Business

Actions

What Google Can Gain From Special Accounts For Children

Google will reportedly offer official accounts for children younger than 13 years old.
Posted at 4:11 PM, Aug 19, 2014

A new report by The Wall Street Journal says search giant Google will officially offer accounts to children younger than 13 years of age.

Although we think it's safe to say there are probably thousands of under-13s who already have Google accounts, the new offering will reportedly give parents more control over their children's browsing habits within the Google ecosystem.

The tools will allow parents to monitor their kids' activity on Google's family-friendly YouTube and other services, all while giving parents control over what information Google collects. (Video via YouTube)

And several sources say when users sign up for a Google account on an Android device, they'll have to input their ages. (Video via Samsung)

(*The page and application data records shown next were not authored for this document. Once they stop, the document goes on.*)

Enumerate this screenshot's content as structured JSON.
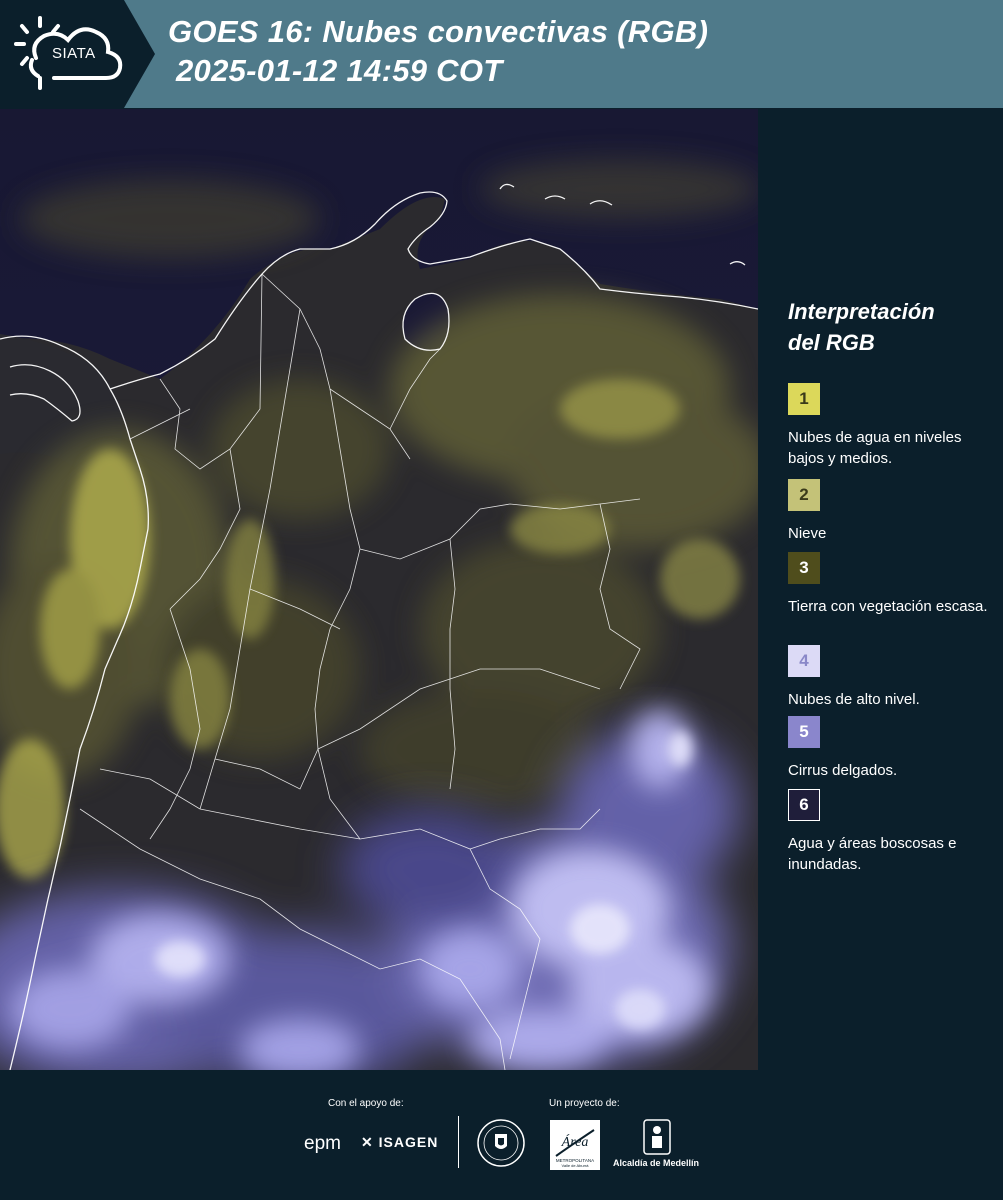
{
  "header": {
    "logo_text": "SIATA",
    "title_line1": "GOES 16: Nubes convectivas (RGB)",
    "title_line2": "2025-01-12 14:59 COT"
  },
  "legend": {
    "title_line1": "Interpretación",
    "title_line2": "del RGB",
    "items": [
      {
        "number": "1",
        "label": "Nubes de agua en niveles bajos y medios.",
        "color": "#dcd85a"
      },
      {
        "number": "2",
        "label": "Nieve",
        "color": "#c4c278"
      },
      {
        "number": "3",
        "label": "Tierra con vegetación escasa.",
        "color": "#4f4d1c"
      },
      {
        "number": "4",
        "label": "Nubes de alto nivel.",
        "color": "#dcdaf6"
      },
      {
        "number": "5",
        "label": "Cirrus delgados.",
        "color": "#8a86cc"
      },
      {
        "number": "6",
        "label": "Agua y áreas boscosas e inundadas.",
        "color": "#1f1e3a"
      }
    ]
  },
  "footer": {
    "support_label": "Con el apoyo de:",
    "project_label": "Un proyecto de:",
    "sponsors": [
      "epm",
      "ISAGEN"
    ],
    "partners": [
      "Alcaldía de Medellín"
    ],
    "seal_text": "MEDELLÍN",
    "amva_text": "Área",
    "amva_subtext": "METROPOLITANA",
    "amva_subtext2": "Valle de Aburrá"
  }
}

According to the report, Google is trying to fall more in line with the Children's Online Privacy Protection Act, or COPPA, because "some parents are already trying to sign their kids up to the company's services. Google wants to make the process easier and compliant with the rules."

​COPPA is a law aimed at protecting children's privacy by setting strict regulations for websites that collect personal data, ensuring children's information is collected responsibly and within rigid guidelines.

A writer for ZDNet says the very initiative meant to protect privacy could serve to worsen the situation. "The move would propel Google into a complex minefield. ... COPPA requires parental consent for firms to collect child-based data, and there are stringent rules in how this data can be used for advertising purposes."

But a writer for Money might have the reason Google's willing to take the risk — apparently the education market can be quite profitable. "A child-suite of Google apps might make Chromebooks a viable alternative to the iPad among educators interested in introducing technology into the classroom."

Google has repeatedly declined to comment on the initiative. Until it's announced, you'll have to trust those sources familiar with the matter.